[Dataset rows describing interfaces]
Segment Open

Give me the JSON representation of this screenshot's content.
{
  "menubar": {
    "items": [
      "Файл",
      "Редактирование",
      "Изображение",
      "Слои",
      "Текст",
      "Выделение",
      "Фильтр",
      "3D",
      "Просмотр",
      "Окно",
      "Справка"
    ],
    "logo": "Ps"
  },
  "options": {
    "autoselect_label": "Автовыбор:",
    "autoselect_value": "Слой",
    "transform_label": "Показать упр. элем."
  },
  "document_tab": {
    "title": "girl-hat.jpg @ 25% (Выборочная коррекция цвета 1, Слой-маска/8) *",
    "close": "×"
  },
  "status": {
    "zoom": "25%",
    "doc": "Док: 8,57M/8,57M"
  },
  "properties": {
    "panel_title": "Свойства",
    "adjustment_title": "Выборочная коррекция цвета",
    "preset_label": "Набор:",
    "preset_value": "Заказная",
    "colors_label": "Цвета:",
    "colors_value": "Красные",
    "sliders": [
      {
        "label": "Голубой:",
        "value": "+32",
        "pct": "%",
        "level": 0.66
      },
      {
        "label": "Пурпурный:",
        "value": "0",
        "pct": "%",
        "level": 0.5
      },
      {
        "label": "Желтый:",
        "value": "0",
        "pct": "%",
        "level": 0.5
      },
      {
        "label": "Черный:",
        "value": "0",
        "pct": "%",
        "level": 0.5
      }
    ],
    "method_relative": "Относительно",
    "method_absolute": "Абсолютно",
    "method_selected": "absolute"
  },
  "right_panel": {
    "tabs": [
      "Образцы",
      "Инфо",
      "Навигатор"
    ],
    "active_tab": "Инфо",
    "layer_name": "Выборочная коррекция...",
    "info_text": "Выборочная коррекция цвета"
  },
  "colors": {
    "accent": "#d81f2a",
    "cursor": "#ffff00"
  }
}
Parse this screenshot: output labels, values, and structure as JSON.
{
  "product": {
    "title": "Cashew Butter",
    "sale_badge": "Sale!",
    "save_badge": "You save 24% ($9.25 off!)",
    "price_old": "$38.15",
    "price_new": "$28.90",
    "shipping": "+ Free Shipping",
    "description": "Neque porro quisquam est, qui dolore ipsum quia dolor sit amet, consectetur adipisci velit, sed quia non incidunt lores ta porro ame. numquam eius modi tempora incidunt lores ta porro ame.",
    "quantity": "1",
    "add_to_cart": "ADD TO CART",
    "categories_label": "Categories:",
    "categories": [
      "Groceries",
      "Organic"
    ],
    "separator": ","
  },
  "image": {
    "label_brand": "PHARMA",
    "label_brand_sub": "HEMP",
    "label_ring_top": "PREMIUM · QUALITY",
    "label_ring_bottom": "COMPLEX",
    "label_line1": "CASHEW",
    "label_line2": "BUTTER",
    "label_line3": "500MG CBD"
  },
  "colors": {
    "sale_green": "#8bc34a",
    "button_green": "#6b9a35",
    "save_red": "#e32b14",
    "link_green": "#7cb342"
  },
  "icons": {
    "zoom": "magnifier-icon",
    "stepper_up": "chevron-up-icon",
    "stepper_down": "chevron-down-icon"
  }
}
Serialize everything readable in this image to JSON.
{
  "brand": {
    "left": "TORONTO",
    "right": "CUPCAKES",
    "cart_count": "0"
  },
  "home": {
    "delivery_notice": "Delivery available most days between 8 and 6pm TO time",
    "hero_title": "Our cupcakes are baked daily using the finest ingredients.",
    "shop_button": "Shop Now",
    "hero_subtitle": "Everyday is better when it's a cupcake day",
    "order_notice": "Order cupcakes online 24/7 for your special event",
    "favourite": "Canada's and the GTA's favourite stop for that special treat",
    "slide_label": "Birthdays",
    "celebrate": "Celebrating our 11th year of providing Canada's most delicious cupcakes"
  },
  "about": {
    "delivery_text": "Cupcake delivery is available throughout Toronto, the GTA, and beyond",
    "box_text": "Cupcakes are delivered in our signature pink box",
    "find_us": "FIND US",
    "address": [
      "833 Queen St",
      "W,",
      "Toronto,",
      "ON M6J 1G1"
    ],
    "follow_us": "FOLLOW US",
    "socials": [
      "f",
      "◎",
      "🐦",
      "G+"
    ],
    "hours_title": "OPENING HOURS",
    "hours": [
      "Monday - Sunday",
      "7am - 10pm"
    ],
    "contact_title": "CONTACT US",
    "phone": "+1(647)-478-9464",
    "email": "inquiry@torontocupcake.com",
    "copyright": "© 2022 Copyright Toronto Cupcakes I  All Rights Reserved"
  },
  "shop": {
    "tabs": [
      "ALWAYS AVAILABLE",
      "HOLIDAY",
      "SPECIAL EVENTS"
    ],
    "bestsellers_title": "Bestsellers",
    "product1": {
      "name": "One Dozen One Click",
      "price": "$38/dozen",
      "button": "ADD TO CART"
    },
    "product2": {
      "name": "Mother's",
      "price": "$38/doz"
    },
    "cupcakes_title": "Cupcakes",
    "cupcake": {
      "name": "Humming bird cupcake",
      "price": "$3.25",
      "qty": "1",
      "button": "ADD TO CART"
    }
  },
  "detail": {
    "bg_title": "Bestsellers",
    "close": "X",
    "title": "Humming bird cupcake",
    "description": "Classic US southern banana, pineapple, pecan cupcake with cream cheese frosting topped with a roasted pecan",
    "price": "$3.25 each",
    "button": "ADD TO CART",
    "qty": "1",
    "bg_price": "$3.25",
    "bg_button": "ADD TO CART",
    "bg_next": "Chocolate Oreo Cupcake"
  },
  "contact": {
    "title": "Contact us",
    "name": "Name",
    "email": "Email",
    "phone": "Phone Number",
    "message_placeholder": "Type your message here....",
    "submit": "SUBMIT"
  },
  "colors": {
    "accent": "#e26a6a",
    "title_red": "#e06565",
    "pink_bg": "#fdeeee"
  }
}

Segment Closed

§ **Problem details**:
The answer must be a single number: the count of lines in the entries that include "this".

§ **Reply**:
3